Crime control through law enforcement is generally considered to be a two-part process of apprehending and incapacitating or rehabilitating the guilty, and deterring the innocent from crime by the threat of punishment. The analysis presented here shows that the protection of the innocent from harassment-detention, arrest, punishment, and other intrusions by the criminal justice system-is important in deterring crime. Specifically, the analysis shows that deterrence from crime is weakened and then lost for a rational individual who holds the majority attitude toward risk, if the levels of rightful punishment and wrongful harassment are increased, as in a war on crime, and the likelihoods of wrongful and rightful punishment are reasonably close. The analysis is employed to show how the perceived likelihood of harassment may be a contributing factor to the disproportionately high representation of minority groups in the U.S. prison system.

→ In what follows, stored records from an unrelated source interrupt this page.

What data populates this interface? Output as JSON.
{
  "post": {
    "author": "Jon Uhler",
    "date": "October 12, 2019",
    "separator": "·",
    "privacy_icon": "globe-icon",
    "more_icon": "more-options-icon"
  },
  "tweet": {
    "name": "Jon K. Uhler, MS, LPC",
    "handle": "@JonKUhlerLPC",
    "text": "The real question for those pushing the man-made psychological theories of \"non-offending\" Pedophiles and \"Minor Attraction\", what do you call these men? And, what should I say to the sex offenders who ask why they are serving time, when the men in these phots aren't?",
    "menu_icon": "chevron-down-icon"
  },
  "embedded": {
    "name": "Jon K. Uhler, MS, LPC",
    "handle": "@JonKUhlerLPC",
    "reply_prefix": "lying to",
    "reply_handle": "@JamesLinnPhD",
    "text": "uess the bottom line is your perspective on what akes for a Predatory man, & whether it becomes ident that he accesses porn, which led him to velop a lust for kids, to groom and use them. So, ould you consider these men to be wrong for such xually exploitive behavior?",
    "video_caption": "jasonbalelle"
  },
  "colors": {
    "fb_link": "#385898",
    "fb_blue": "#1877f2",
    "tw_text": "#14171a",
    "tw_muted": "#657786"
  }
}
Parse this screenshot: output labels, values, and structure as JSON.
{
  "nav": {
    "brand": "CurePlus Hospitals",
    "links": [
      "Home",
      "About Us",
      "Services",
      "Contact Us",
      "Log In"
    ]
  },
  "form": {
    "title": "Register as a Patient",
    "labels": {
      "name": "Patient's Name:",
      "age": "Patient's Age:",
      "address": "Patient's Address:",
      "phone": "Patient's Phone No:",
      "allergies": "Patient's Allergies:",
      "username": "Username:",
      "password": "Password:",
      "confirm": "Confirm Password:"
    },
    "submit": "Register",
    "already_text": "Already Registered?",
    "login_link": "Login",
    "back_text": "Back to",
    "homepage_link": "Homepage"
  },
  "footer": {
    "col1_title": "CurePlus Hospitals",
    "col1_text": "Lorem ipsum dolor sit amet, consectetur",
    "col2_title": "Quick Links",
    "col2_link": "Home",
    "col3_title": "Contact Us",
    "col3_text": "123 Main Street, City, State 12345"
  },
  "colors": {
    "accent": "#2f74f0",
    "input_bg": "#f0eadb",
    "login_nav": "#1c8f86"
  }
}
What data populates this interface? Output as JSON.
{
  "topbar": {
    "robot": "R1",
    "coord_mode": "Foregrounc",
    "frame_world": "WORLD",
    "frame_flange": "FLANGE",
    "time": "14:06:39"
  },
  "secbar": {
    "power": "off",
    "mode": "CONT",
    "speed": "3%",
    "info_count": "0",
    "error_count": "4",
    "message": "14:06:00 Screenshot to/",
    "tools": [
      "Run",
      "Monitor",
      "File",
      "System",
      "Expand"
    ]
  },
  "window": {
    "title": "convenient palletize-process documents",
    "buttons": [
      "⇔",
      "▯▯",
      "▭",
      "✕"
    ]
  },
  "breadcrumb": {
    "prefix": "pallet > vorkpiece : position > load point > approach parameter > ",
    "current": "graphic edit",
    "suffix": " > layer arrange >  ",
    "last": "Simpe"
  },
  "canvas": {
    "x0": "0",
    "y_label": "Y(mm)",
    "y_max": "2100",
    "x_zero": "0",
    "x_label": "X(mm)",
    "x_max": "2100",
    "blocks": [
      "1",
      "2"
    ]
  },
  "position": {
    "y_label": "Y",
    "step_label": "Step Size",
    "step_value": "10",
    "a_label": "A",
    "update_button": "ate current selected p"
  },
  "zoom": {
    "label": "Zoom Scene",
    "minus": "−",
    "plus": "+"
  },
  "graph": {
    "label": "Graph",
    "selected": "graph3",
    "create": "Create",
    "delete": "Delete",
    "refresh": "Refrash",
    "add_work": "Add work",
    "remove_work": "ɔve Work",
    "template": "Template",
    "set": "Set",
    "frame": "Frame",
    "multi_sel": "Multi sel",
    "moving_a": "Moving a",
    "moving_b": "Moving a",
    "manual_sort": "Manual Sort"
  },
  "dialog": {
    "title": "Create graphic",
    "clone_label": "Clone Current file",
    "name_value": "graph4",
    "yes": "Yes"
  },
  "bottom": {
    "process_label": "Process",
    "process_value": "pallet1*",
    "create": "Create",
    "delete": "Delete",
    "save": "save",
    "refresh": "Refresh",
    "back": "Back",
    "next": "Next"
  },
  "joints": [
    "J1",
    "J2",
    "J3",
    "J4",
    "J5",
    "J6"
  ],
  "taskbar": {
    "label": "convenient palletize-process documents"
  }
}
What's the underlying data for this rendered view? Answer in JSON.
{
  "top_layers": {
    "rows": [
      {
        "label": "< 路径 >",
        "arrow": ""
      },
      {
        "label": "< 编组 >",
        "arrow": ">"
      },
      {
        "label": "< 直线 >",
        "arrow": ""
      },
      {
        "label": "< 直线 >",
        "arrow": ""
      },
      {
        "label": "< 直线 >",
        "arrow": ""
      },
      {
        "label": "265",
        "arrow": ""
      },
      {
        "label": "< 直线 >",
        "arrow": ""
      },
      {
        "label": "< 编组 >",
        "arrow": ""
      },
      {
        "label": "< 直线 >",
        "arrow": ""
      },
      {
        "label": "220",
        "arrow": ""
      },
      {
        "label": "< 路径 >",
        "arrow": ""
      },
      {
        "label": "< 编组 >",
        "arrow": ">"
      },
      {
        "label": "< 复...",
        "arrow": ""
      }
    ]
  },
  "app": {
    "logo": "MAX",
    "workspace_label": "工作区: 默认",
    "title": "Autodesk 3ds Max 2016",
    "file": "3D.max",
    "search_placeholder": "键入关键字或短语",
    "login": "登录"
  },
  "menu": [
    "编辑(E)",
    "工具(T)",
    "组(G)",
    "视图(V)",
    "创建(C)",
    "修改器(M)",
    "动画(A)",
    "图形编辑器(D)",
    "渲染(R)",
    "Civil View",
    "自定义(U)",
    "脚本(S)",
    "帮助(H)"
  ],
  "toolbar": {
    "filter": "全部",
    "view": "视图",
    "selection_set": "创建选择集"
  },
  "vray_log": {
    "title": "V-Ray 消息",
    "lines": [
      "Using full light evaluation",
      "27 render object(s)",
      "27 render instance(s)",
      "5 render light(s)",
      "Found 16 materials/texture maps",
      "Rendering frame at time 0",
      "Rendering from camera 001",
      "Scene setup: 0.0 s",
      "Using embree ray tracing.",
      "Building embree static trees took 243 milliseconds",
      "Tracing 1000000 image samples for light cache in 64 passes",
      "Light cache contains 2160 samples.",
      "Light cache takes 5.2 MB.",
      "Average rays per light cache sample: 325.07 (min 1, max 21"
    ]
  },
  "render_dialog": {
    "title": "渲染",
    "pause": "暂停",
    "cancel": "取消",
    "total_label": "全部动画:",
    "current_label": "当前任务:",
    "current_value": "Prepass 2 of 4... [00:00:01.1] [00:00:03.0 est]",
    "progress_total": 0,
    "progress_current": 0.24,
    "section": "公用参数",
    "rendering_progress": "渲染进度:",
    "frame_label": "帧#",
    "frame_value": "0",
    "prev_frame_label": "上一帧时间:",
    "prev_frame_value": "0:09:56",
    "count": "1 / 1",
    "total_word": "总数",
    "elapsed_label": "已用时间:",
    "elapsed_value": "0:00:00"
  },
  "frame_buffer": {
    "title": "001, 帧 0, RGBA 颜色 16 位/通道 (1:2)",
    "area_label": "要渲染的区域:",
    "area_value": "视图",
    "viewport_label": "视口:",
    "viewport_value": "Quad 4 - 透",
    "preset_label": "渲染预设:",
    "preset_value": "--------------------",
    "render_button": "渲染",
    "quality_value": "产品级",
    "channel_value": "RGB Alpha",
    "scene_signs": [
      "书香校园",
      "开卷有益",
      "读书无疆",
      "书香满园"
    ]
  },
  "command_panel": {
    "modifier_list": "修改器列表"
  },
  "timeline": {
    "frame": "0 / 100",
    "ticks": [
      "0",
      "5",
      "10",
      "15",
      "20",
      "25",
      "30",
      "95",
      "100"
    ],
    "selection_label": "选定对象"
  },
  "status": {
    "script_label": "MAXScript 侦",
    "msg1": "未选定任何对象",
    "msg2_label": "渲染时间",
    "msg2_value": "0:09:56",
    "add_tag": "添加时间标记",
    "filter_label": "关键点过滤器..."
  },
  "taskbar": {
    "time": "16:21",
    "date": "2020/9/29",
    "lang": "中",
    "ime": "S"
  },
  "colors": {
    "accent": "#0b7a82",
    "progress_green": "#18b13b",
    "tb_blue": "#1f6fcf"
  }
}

Raymond Dacey and Kenneth S. Gallant, Crime Control and Harassment of the Innocent, 25 Journal of Criminal Justice 265, 325 (1997).